Task to carry out: Among the entries that follow, find every line with the word "refresh" and list it.

Data supplied:
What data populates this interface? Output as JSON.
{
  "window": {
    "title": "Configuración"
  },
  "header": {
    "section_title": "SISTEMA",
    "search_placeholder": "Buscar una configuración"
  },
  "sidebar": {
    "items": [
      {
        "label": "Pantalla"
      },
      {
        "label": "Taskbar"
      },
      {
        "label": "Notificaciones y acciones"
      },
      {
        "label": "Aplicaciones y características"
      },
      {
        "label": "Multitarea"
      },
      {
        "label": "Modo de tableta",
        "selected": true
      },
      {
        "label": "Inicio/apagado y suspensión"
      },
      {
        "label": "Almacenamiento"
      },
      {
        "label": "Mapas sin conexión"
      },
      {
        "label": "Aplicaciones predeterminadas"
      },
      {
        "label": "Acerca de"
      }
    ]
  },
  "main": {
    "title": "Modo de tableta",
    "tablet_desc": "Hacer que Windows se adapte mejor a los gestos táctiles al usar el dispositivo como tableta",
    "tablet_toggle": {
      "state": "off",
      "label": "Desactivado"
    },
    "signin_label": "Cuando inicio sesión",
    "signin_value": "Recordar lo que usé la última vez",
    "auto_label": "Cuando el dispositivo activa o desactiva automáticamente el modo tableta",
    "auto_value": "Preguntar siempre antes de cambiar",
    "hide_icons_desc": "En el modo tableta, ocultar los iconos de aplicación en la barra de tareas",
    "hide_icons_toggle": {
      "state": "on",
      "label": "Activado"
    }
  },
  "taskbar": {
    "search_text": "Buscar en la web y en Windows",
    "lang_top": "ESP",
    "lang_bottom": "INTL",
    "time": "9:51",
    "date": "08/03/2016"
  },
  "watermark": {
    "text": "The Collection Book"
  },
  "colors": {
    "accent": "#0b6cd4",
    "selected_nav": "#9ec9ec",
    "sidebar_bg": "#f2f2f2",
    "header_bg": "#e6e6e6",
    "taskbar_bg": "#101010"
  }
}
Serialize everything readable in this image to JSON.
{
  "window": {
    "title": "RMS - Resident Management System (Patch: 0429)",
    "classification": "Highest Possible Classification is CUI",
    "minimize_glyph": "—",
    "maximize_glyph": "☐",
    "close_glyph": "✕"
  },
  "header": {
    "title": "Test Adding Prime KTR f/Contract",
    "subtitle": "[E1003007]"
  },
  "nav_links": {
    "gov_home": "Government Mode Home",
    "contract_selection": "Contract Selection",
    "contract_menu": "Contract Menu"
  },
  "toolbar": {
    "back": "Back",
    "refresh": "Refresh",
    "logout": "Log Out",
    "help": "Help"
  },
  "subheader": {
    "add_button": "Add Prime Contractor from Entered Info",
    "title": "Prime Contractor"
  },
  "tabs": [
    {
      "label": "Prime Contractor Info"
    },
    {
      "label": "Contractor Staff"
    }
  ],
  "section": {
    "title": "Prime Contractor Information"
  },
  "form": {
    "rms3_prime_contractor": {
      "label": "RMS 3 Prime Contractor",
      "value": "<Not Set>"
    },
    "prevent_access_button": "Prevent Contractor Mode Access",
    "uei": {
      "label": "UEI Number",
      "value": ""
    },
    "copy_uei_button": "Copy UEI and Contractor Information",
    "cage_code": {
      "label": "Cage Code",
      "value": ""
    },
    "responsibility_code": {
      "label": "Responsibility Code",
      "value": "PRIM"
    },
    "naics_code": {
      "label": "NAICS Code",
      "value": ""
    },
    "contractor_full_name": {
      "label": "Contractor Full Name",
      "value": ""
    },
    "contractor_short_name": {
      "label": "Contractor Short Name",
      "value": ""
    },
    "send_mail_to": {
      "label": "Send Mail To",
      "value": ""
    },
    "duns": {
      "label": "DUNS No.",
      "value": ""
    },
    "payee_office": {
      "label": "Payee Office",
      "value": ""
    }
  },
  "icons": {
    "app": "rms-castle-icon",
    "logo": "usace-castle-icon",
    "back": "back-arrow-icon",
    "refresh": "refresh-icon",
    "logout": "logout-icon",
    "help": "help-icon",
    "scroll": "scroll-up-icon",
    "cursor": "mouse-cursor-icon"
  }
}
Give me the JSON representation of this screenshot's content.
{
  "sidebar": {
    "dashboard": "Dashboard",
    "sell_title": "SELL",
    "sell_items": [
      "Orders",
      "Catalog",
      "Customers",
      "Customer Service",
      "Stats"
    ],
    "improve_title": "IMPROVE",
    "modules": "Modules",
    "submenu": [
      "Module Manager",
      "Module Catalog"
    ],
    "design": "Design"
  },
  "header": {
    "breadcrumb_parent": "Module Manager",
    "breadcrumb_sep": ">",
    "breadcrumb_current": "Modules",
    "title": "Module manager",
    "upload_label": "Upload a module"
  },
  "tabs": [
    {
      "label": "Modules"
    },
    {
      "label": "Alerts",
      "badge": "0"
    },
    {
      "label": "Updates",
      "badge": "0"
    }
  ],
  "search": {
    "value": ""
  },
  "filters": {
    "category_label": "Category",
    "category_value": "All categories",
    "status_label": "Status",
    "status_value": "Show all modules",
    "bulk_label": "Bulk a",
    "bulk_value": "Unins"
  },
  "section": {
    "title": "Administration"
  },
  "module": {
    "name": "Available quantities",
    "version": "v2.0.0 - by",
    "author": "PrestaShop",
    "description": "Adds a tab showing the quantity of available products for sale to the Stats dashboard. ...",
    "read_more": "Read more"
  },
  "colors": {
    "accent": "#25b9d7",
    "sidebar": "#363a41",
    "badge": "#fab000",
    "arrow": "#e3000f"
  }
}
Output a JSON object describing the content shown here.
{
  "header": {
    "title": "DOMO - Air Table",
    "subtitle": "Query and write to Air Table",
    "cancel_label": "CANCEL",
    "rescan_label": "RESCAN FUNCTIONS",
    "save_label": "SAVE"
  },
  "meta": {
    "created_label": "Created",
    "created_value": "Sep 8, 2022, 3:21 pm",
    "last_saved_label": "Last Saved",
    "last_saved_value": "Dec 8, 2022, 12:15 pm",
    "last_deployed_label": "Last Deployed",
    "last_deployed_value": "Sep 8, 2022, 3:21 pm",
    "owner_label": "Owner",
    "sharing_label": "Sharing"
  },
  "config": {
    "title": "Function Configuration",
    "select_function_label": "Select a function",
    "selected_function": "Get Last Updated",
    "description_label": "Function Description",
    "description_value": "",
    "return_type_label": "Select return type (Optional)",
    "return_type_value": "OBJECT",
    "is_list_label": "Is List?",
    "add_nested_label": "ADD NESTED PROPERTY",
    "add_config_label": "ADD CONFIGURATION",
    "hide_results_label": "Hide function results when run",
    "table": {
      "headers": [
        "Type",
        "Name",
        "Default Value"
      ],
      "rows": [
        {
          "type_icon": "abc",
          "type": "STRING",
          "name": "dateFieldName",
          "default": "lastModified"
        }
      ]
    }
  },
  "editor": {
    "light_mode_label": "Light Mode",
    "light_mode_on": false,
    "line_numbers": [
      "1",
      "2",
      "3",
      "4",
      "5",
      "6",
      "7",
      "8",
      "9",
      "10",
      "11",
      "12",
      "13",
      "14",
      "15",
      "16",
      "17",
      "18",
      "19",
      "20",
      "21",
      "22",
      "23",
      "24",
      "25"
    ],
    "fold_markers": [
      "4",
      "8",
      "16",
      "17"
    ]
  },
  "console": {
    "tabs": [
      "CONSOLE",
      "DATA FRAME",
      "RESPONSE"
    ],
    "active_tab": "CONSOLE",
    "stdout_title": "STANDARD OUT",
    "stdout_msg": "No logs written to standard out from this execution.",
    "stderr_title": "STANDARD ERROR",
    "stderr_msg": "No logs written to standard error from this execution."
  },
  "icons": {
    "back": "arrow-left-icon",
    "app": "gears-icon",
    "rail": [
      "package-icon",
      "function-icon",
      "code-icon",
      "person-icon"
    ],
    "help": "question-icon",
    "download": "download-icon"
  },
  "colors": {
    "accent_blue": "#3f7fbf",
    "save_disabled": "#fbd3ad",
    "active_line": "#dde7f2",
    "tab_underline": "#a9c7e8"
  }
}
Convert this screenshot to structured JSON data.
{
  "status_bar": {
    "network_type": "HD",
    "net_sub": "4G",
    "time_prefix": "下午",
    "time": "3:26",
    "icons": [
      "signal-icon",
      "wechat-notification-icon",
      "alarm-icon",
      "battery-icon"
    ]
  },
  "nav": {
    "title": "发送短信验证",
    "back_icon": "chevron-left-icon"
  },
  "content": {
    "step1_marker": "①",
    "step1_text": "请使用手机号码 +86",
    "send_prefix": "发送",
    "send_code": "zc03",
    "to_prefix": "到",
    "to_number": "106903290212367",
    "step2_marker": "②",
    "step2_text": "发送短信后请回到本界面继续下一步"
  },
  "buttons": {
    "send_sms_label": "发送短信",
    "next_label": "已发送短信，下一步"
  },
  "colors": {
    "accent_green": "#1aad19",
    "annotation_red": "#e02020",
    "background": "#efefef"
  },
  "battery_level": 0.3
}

Answer for the task:
    "refresh": "Refresh",
    "refresh": "refresh-icon",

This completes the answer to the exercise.